What to produce: Filter the entries, keeping every line with the string "wins".

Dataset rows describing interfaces
- Opening Delimiter -

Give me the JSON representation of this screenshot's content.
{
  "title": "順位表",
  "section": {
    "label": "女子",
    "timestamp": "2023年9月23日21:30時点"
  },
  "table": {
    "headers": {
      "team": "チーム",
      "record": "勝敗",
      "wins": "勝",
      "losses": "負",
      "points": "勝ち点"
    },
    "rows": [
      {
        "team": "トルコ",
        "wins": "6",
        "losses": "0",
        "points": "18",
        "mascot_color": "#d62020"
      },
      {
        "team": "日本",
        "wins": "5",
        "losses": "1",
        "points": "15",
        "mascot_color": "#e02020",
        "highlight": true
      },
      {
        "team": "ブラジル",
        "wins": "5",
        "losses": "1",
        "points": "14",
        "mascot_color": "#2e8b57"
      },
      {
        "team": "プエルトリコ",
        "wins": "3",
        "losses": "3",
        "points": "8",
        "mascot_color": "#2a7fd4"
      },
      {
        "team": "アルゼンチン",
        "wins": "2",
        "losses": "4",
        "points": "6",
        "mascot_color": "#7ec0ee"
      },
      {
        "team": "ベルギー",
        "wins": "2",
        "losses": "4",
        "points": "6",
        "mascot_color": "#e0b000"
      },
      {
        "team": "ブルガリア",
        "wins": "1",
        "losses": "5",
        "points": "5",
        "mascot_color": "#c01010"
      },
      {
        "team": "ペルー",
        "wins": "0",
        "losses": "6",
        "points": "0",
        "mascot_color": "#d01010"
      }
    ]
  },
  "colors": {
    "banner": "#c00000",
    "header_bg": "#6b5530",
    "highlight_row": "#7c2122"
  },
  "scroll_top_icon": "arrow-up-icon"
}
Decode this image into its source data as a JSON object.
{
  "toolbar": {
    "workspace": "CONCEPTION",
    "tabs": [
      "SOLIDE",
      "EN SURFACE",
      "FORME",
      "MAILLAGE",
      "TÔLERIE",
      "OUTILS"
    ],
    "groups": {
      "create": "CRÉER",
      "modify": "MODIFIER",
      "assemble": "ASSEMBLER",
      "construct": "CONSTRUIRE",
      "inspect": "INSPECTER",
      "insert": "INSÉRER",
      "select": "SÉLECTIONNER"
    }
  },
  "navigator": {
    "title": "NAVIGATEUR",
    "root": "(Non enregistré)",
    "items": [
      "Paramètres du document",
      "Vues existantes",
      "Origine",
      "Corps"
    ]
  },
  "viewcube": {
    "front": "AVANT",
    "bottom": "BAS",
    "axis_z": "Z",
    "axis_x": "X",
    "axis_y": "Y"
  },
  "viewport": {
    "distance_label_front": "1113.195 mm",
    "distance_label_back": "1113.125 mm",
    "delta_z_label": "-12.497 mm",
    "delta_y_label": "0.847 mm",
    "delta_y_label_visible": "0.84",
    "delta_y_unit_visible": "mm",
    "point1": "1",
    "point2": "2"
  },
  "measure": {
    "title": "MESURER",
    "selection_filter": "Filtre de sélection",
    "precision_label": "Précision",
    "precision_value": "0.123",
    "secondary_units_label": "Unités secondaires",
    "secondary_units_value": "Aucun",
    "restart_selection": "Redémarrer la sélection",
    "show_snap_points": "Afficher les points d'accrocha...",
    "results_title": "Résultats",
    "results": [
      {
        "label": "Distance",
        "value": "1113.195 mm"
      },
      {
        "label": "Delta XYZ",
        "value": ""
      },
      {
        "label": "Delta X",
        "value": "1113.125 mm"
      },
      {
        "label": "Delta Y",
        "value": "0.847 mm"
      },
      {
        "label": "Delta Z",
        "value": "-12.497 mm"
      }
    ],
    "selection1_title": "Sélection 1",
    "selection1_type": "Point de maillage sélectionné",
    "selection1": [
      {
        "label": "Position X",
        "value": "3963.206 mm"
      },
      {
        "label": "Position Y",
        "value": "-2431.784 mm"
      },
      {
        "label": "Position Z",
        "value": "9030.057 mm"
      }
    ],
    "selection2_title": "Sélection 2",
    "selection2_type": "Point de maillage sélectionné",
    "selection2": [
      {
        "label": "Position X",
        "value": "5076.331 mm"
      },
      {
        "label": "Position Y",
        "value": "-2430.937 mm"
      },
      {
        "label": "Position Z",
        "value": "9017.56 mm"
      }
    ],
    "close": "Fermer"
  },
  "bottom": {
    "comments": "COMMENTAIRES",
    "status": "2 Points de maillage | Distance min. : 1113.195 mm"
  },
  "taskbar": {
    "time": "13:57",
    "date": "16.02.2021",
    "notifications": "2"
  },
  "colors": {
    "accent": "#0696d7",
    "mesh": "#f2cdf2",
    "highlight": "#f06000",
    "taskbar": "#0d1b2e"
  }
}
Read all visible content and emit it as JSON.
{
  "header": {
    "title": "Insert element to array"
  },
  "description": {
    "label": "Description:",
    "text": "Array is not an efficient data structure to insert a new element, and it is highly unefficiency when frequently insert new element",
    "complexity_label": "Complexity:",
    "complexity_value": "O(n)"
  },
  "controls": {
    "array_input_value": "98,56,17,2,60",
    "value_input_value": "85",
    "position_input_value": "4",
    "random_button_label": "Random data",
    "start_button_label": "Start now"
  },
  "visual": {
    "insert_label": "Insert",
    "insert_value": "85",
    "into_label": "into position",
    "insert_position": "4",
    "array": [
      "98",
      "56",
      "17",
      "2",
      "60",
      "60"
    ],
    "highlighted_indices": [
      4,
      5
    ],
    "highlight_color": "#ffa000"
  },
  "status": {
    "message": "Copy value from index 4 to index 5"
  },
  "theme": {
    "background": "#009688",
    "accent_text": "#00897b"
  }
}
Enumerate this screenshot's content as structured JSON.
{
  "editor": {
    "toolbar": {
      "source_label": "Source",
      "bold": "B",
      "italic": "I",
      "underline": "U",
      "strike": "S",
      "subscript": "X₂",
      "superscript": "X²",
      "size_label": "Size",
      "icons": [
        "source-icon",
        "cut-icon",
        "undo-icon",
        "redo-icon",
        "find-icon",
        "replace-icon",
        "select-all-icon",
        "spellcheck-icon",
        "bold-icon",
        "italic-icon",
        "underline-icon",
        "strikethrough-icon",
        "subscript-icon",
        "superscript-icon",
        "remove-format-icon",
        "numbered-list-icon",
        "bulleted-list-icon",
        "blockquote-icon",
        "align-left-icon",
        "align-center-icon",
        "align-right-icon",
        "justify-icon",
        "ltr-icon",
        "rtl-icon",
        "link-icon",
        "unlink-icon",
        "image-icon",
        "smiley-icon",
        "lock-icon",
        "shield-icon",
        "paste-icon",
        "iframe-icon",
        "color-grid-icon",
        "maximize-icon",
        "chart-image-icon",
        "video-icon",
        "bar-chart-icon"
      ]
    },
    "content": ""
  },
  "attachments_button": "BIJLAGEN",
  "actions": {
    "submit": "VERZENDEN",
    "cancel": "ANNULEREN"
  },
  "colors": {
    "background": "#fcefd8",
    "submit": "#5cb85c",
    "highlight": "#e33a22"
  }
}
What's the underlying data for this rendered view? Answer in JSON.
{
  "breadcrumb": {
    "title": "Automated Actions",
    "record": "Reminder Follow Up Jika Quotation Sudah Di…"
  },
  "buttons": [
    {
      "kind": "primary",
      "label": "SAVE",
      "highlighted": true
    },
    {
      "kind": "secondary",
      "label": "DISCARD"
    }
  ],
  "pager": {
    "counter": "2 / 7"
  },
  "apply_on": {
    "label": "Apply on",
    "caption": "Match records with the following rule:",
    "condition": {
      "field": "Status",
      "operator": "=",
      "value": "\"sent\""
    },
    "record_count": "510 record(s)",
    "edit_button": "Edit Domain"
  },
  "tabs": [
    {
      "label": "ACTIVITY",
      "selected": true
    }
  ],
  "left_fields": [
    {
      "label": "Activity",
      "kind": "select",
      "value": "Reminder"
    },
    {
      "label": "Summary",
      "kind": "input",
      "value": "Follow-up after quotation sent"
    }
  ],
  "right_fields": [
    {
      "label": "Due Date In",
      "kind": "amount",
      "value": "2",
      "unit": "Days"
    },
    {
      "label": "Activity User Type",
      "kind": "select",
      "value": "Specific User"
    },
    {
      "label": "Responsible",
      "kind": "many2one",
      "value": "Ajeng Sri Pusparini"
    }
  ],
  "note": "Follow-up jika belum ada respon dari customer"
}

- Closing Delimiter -

Result below:
      "wins": "勝",
        "wins": "6",
        "wins": "5",
        "wins": "5",
        "wins": "3",
        "wins": "2",
        "wins": "2",
        "wins": "1",
        "wins": "0",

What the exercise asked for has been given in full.